An increase in the numbers of epithelial cords and tubules within the medulla is another feature to evaluate (Figure 8). The loss of medullary lymphocytes can result in the epithelial component of the medulla appearing more prominent, but not necessarily with an increase in the number or size of epithelial cells. Since prominent and hyperplastic medullary epithelial cells are also a common age-related change found in association with thymus involution, consideration of age and comparison with controls should help to determine if this histological change is test article or age-related. The proliferation of thymic epithelial cells should also be differentiated from the neoplastic epithelial component of thymomas in which the cells can be spindle-shaped, ovoid or polygonal in shape with large nuclei or undergoing squamous differentiation.
The epithelium-free areas (EFA) in the thymus are lymphocyte-rich regions, devoid of stromal elements, non-vascularized, and with unknown function (Figure 9; Bruijntjes et al., 1993). It is postulated that they may be lymphocyte reservoirs (Van Ewijk, 1984), proliferation sites of lymphocytes (Duijvestijn et al., 1982; Godfrey et al., 1990) or a specific intrathymic pathway for T lymphocytes (Bruijntjes et al., 1993). These EFAs are located in the subcapsular region and serial sections show that they run from the subcapsular area to deep in the cortex, often bordering the medulla (Bruijntjes et al., 1993). The occurrence and extent of EFAs varies between rat strains. They have been identified in the Wistar rat, diabetes-prone and diabetes-resistant rats however they have not been identified in the WAG/Rij rats. The occurance and extent of EFAs can also vary with age. In Wistar rats EFAs are extensive whereas in rats over 17 months of age these areas have not been found. Some EFAs may be evaluated during the initial H&E screen however many EFAs may be overlooked using this method alone (F. Kuper, personal communication). Therefore, for an in-depth examination to allow for the accurate identification and evaluation of this compartment, special stains would be needed.

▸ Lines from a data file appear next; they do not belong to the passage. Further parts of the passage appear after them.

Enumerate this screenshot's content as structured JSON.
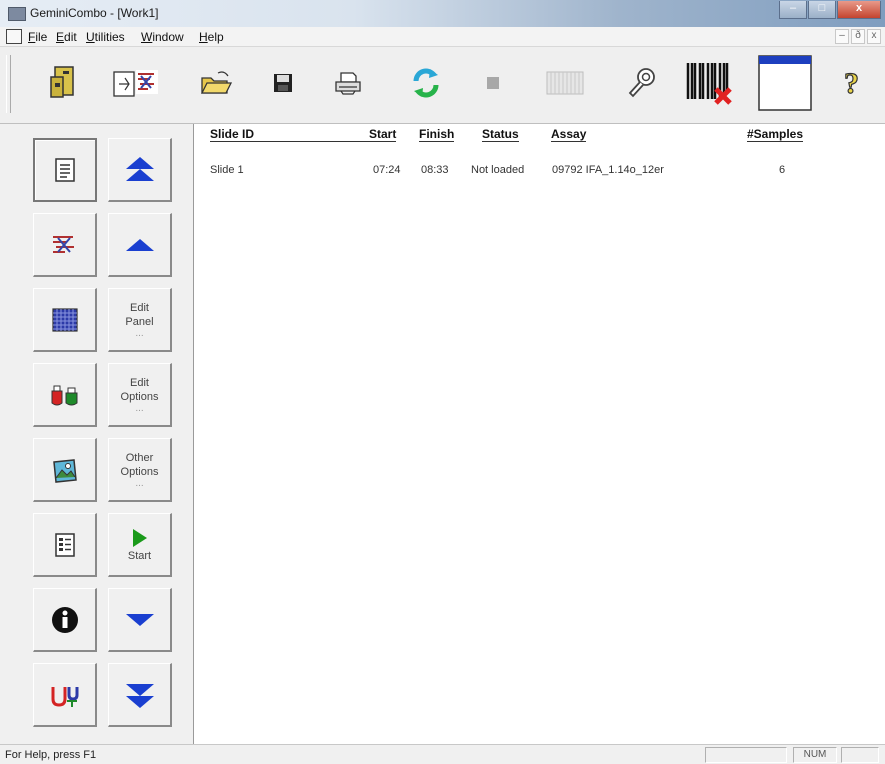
{
  "window": {
    "title": "GeminiCombo - [Work1]",
    "controls": {
      "minimize": "–",
      "maximize": "□",
      "close": "x"
    }
  },
  "menu": {
    "items": [
      {
        "label_u": "F",
        "label_rest": "ile"
      },
      {
        "label_u": "E",
        "label_rest": "dit"
      },
      {
        "label_u": "U",
        "label_rest": "tilities"
      },
      {
        "label_u": "W",
        "label_rest": "indow"
      },
      {
        "label_u": "H",
        "label_rest": "elp"
      }
    ],
    "mdi_controls": [
      "–",
      "ð",
      "x"
    ]
  },
  "toolbar": {
    "buttons": [
      "instrument-icon",
      "new-worklist-icon",
      "open-folder-icon",
      "save-disk-icon",
      "print-icon",
      "refresh-icon",
      "stop-icon",
      "plate-icon",
      "wrench-icon",
      "barcode-cancel-icon",
      "window-icon",
      "help-icon"
    ]
  },
  "left_panel": {
    "edit_panel": {
      "line1": "Edit",
      "line2": "Panel",
      "dots": "..."
    },
    "edit_options": {
      "line1": "Edit",
      "line2": "Options",
      "dots": "..."
    },
    "other_options": {
      "line1": "Other",
      "line2": "Options",
      "dots": "..."
    },
    "start": {
      "label": "Start"
    }
  },
  "table": {
    "columns": {
      "slide_id": "Slide ID",
      "start": "Start",
      "finish": "Finish",
      "status": "Status",
      "assay": "Assay",
      "samples": "#Samples"
    },
    "rows": [
      {
        "slide_id": "Slide 1",
        "start": "07:24",
        "finish": "08:33",
        "status": "Not loaded",
        "assay": "09792 IFA_1.14o_12er",
        "samples": "6"
      }
    ]
  },
  "status_bar": {
    "message": "For Help, press F1",
    "num": "NUM"
  },
  "colors": {
    "arrow_blue": "#1a3fd0",
    "start_green": "#1a9a1a",
    "window_blue": "#1d3fbf"
  }
}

Keratin and laminin stains for stromal elements would be negative and a stain for MHC class II cells would be negative except for a few cells (Bruijntjes et al., 1993).
The presence, severity grade and location of other cells and lesions, such as pigment, extramedullary hematopoiesis, cysts, etc. should also be noted. An example of a checklist for the changes to be noted in the thymus for enhanced histopathology is given in Table 1. This table is intended to be an example of a guideline, but not a rigid checklist, that the pathologist can use during histological evaluation rather than a format for reporting lesions. The diagnoses listed in this table are descriptive rather than interpretive, consistent with the STP position paper: Best Practice Guideline for the Routine Pathology Evaluation of the Immune System (Haley et al., 2005).
This research was supported by the Intramural Research Program of the NIH, National Institute of Environmental Health Sciences.